For each quantum number, our non-harmonic functions of the first kind (NHF-1k) predict the existence of a discrete number of spherical surfaces in dynamical equilibrium (SSDE), leading to both Titius-Bode and ring structures. Predictions agree with observed Titius-Bode patterns in our planetary system, and in the moons of Mars, Jupiter, Uranus, Saturn, and Neptune. At distances beyond the quantum structure associated with SSDEs, for even NHF-1ks the force becomes Newton’s inverse-square law; however, odd NHF-1ks exhibit a non-zero limit as distance tends to infinity, which immediately explains the flat rotation rate of spiral galaxies without additional asumptions as dark matter or MOND models. The SSDEs provide the physical counterpart to the mathematical spheres that appear in the recent solution of the three-body problem and the orbits of Trojan moons [Suvakov & Dmitrasinovic, Phys. Rev. Lett. 110, 114301 (2013)]. The inner-most SSDE is a photon-sphere, but inside it there is a monotonously increasing repulsion, thus acting as a “white” hole; this could be relevant in the context of the contradictory appearance of a black and a white hole in the creation of black holes in the laboratory [Leonhard & Philbin ArXiv:0803.0669 5 March 2008].
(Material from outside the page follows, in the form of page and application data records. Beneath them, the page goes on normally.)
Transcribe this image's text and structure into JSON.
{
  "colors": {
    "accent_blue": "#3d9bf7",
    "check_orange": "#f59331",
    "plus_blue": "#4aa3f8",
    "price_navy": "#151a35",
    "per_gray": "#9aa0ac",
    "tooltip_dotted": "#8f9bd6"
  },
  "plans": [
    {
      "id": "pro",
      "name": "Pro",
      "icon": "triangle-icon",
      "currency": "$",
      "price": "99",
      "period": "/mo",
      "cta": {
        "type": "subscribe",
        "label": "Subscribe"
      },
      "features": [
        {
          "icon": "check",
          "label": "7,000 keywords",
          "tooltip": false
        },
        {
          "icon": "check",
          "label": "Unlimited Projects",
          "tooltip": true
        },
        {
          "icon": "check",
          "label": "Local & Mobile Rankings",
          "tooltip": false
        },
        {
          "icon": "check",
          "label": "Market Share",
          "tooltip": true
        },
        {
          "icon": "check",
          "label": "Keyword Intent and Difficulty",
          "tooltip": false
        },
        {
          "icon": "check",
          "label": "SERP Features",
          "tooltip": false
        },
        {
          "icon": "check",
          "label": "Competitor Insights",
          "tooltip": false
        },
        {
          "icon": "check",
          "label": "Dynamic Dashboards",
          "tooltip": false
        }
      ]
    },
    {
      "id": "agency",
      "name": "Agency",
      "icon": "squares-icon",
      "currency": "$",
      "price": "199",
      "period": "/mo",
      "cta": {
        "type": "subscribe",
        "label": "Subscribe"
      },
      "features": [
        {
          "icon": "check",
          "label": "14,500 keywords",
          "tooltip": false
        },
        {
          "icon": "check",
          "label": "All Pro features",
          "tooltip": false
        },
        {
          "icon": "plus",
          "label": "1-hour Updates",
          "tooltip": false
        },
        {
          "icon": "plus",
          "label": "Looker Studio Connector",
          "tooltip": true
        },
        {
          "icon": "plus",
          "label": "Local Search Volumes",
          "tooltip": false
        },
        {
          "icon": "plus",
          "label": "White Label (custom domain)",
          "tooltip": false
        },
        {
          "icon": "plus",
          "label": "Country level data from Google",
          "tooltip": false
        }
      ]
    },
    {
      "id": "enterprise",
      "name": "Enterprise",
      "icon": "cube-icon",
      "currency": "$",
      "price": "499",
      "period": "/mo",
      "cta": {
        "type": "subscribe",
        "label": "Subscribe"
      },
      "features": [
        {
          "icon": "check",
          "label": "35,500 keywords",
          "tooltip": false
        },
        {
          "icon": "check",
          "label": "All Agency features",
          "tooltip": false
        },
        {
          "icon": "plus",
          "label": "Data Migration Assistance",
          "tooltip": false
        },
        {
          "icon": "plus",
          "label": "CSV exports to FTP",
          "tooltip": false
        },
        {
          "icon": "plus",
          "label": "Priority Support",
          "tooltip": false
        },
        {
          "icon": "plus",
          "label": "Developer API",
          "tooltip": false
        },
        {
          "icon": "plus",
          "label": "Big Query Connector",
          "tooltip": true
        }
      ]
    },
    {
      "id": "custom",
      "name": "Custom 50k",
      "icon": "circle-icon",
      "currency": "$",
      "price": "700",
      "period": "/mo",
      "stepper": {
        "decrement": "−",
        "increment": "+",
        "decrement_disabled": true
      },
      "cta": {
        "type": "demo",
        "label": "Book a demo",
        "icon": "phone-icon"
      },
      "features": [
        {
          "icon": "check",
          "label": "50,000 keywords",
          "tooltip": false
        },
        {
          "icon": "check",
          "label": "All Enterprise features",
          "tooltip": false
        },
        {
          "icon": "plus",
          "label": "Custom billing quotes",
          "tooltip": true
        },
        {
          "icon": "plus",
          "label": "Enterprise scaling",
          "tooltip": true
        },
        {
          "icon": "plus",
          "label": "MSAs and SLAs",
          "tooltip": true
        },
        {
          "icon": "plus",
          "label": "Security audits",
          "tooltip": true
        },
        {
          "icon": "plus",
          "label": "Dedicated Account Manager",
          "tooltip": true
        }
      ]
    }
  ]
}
Deflection of light does not occur at the SSDEs but at intermediate locations where gravitational attraction reaches a maximum. Calculation of deflection involves three non-Newtonian aspects: the force is not exactly Newton’s, the distance is larger than the radius of the physical surface, and there are several loci for deflection.